The Ballad of the Hunter

A birthday ballad for Cirdan

A/N This is an attempt to imitate a traditional ballad form dating back to the Late Middle Ages and most commonly found in Northern Europe. Originally, these ballads were courtly dancing songs; later they gained a wider audience. They usually consist of stanzas of two or four lines, rhyming pairwise, and a refrain after each stanza (I haven't repeated the refrain every time, only where it changes.) The stanzas are supposed to be sung by a lead singer, the refrain by the entire community. The verses consist of four stressed and an undefined number of unstressed syllables.

'And indeed the most ancient songs of the Elves, of which echoes are remembered still in the West, tell of (...) the dark Rider upon his wild horse that pursued those who wandered to take them and devour them.' (Silmarillion, Ch. 3, Of the Coming of the Elves)

Who shall be gone and who shall stay

When the Hunter comes to take us away?

Dark are the shadows that roam our lands

Woe unto all that fall into their hands

Wild is the horse that neighs in the hills

Cruel the horseman, and the fear he instils.

Can it be hoof beats, this sound that we hear?

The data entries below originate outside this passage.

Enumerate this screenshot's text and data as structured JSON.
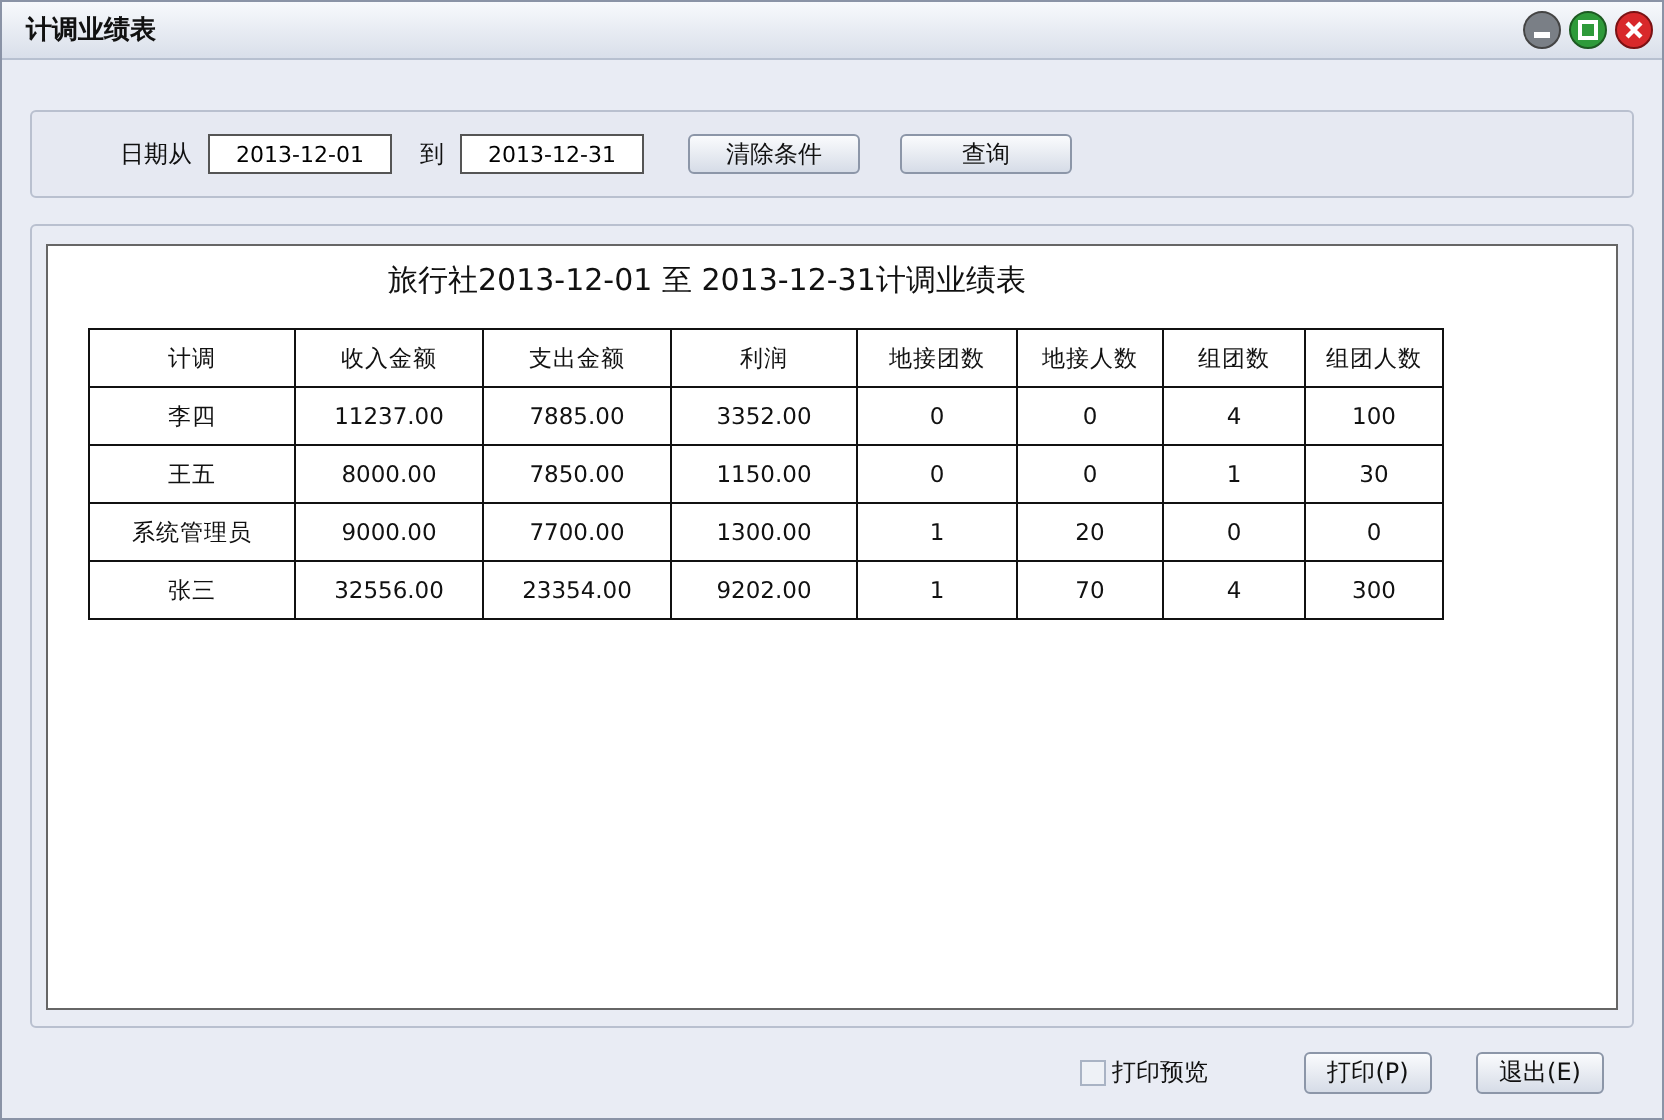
{
  "window": {
    "title": "计调业绩表"
  },
  "filter": {
    "from_label": "日期从",
    "from_value": "2013-12-01",
    "to_label": "到",
    "to_value": "2013-12-31",
    "buttons": [
      "清除条件",
      "查询"
    ]
  },
  "report": {
    "title": "旅行社2013-12-01 至 2013-12-31计调业绩表",
    "columns": [
      "计调",
      "收入金额",
      "支出金额",
      "利润",
      "地接团数",
      "地接人数",
      "组团数",
      "组团人数"
    ],
    "rows": [
      [
        "李四",
        "11237.00",
        "7885.00",
        "3352.00",
        "0",
        "0",
        "4",
        "100"
      ],
      [
        "王五",
        "8000.00",
        "7850.00",
        "1150.00",
        "0",
        "0",
        "1",
        "30"
      ],
      [
        "系统管理员",
        "9000.00",
        "7700.00",
        "1300.00",
        "1",
        "20",
        "0",
        "0"
      ],
      [
        "张三",
        "32556.00",
        "23354.00",
        "9202.00",
        "1",
        "70",
        "4",
        "300"
      ]
    ]
  },
  "footer": {
    "preview": {
      "label": "打印预览",
      "checked": false
    },
    "buttons": [
      "打印(P)",
      "退出(E)"
    ]
  }
}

Is the Hunter abroad, and does he draw near?

Who shall be gone and who shall stay

When the Hunter comes to take us away?

Cold was the world and the stars were bright

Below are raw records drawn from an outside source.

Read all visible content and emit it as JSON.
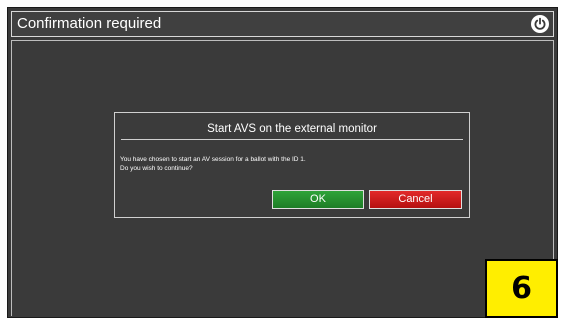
{
  "window": {
    "title": "Confirmation required",
    "power_icon": "power-icon"
  },
  "dialog": {
    "title": "Start AVS on the external monitor",
    "message_line1": "You have chosen to start an AV session for a ballot with the ID 1.",
    "message_line2": "Do you wish to continue?",
    "ok_label": "OK",
    "cancel_label": "Cancel"
  },
  "badge": {
    "number": "6"
  },
  "colors": {
    "background": "#3a3a3a",
    "ok_button": "#2fa339",
    "cancel_button": "#e22a2a",
    "badge": "#ffee00"
  }
}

When we lost the archer forever from sight

He had been tracking the swift-footed deer

He's gone and we'll nevermore see him here.

Friends and kinsmen, pray do not stray,

Lest the Hunter come to take you away.

Moist were the leaves and the wind was strong

When our sister left home, taking no one along

She went to catch a few fish in the lake,

And became a prey for the darkness to take.

Maidens and children, pray do not stray,

Lest the Hunter come to take you away.

Broad was the river, and clouded the sky,

When our father merrily said us goodbye

To cut some wood for the fire in our hearth,

And vanished without trace from the face of the earth.

Fathers and mothers, pray do not stray,

Lest the Hunter come to take you away.

The turf was soft and gentle the air,

When I lost my bride, so lovely and fair

She danced in the glade, I would make her my wife.

But before we could wed she spun out of my life.

Wives and husbands, pray do not stray,

Lest the Hunter come to take you away.

Can it be hoof beats, this sound that we hear?

Is the Horseman abroad, and does he draw near?

Fierce is his horse and fast does he ride,

Where shall we run? Where shall we hide?

Speakers, Quendi, pray do not stray,

Lest the Hunter come to take you away

He is among us, our harts leap and race,

Yet some of us stand, and look at his face,

And we see the light that burns in his eye

And its blaze outshines the stars of the sky.

Who shall be gone, and who shall stay

When the Hunter comes to take us away?

He is a Hunter, who comes in this hour,

But he comes to revive, and not to devour.

He says we should leave for a safer home

Where all is light and no dark shapes roam.

He says we should leave for a place without gloom

Where all is bright and no shadows loom.

But who shall be gone, and who shall stay,

When the Hunter comes to take us away?